Posted on 18 April 2014.
The Department of Natural Resources’ (DNR) Wildlife Division is offering a fun way for educators to integrate Michigan’s unique flora and fauna into their curriculum while still meeting the required educational standards. Teachers and their students now have an opportunity to experience A Year in the Life of a Michigan Black Bear.
Throughout the school year, students will learn about the life cycle of the Michigan black bear, general black bear biology and behavior, and how the DNR manages and maintains a healthy black bear population. An educator guide with activities and video lessons will be provided.
Classes also will have the chance to “follow” a black bear by using actual data points from a radio-collared bear to track it through its seasonal movements and see what a year in a bear’s life is really like.
This program is free of charge and open to all interested educators of grades 6, 7 and 8. Classes will need access to a computer lab and the Internet in order to use the mapping application to follow the bear. Educators also will need access to the Internet (YouTube) in their classrooms as well as a projector to make it easier for all students to see the video lessons.

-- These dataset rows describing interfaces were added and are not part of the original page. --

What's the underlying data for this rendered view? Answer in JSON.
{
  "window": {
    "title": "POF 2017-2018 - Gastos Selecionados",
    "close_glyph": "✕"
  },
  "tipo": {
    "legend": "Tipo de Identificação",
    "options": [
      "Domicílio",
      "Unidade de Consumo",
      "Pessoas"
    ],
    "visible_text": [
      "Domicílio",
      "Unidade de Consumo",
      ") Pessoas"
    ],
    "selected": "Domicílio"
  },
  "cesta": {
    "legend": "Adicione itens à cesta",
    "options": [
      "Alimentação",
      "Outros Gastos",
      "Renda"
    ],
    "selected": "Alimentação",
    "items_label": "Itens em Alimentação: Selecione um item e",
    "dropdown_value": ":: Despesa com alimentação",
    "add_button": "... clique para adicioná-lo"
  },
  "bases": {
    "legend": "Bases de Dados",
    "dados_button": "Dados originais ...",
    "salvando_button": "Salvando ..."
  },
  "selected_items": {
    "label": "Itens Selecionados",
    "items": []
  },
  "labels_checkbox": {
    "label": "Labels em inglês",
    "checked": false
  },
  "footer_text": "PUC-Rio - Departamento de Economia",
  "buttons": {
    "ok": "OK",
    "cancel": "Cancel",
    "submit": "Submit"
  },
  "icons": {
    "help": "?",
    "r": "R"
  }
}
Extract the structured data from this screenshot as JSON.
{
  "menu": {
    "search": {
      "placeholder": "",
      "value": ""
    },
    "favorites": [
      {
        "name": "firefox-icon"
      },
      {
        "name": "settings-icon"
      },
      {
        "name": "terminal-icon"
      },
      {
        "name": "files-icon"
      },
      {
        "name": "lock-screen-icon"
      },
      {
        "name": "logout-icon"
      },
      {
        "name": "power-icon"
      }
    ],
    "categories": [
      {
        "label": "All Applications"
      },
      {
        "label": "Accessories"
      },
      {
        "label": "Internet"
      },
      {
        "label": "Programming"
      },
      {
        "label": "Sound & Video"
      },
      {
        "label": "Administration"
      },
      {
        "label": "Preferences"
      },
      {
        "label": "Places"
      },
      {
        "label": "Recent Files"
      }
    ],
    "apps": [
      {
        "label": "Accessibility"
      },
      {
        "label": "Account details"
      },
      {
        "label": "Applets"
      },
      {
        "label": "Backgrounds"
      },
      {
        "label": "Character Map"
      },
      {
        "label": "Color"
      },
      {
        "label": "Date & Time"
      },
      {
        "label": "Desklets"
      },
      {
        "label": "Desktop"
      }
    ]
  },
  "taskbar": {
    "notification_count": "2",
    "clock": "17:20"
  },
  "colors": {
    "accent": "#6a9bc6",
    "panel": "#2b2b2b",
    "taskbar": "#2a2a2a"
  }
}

Classrooms that participate in the program will be eligible to enter the Year in the Life of a Bear contest, where students can use what they learned to tell the story of a year in the life of a Michigan black bear. Students can choose to retell the actual journey of the bear they followed or get creative and use the information to interpret a typical bear’s yearly activities. Contest winners will be awarded prizes, provided by the Michigan Bear Hunters Association and the DNR, for their classrooms. Prizes are limited to one per school.
For more information and to sign up, please visit www.michigan.gov/wildlife and click on the “Education” button. Applications are due by Aug. 1 in order to receive the materials for the upcoming school year.
Posted in Outdoors
Posted on 14 November 2013.
While out in the field in Michigan’s Lower Peninsula, hunters and trappers might come upon a denned black bear. The Department of Natural Resources (DNR) is looking for locations of denned bear in order to fit them with a radio collar for ongoing bear research.
“Information gathered from female bears helps us to manage the black bear population,” said wildlife biologist Mark Boersen. Currently, only three female bears are being monitored in the northern Lower Peninsula through the use of radio-tracking equipment.
“We would like to have a few more female bear collared throughout the area,” said Boersen. “Hunters are all over northern Michigan right now, and they provide a great set of eyes for information on denning locations.”
After locating a denned bear, biologists will determine if the animal is a good candidate for radio-collaring. Only female bears are selected. They will be sedated by a biologist and fitted with a radio-tracking collar and ear tags. Hair samples will be taken for DNA analysis, and a small tooth will be collected to determine the bear’s age. Upon completion of the short procedure, biologists will carefully return the bear to the den where it will sleep through the remainder of the winter months.
People who encounter bear dens are asked to record the location, with a GPS unit if possible, and contact Mark Boersen at the DNR Roscommon Operations Service Center at 989-275-5151. The public is reminded that they should not disturb a bear den or disturb, harm or molest a bear in its den.
Posted in Outdoors
Posted on 15 September 2011.
A 49-year-old bear hunter from Shepherd, Mich., was injured Sunday night (Sept. 11) when he was attacked in his tree stand by a female black bear in Mackinac County, west of the village of Trout Lake, the Department of Natural Resources reported today.
The hunter sustained non-life threatening lacerations to his legs and was transported to a local hospital by a member of his hunting party.
According to initial reports, the hunter was seated approximately 10 to 12 feet above the ground in a tree stand when a female bear and three cubs approached. The sow climbed up the tree and clawed at the hunter and he attempted to kick her to fend off the attack. The bear retreated momentarily, and then returned up the tree to again claw at the hunter. At that point, he was able to shoot the bear with his rifle as it was attacking him.
Investigation of the incident is ongoing by the DNR and Michigan State Police.
The black bear is the only bear species native to Michigan, with approximately 90 percent of the bear population living in the Upper Peninsula. Black bears are shy by nature, and have a fear of humans. However, a perceived threat to cubs can provoke a mother bear to attack on occasion.
For more information on bears in Michigan, including how to prevent problems between bears and humans, go to www.michigan.gov/bear.
Posted in News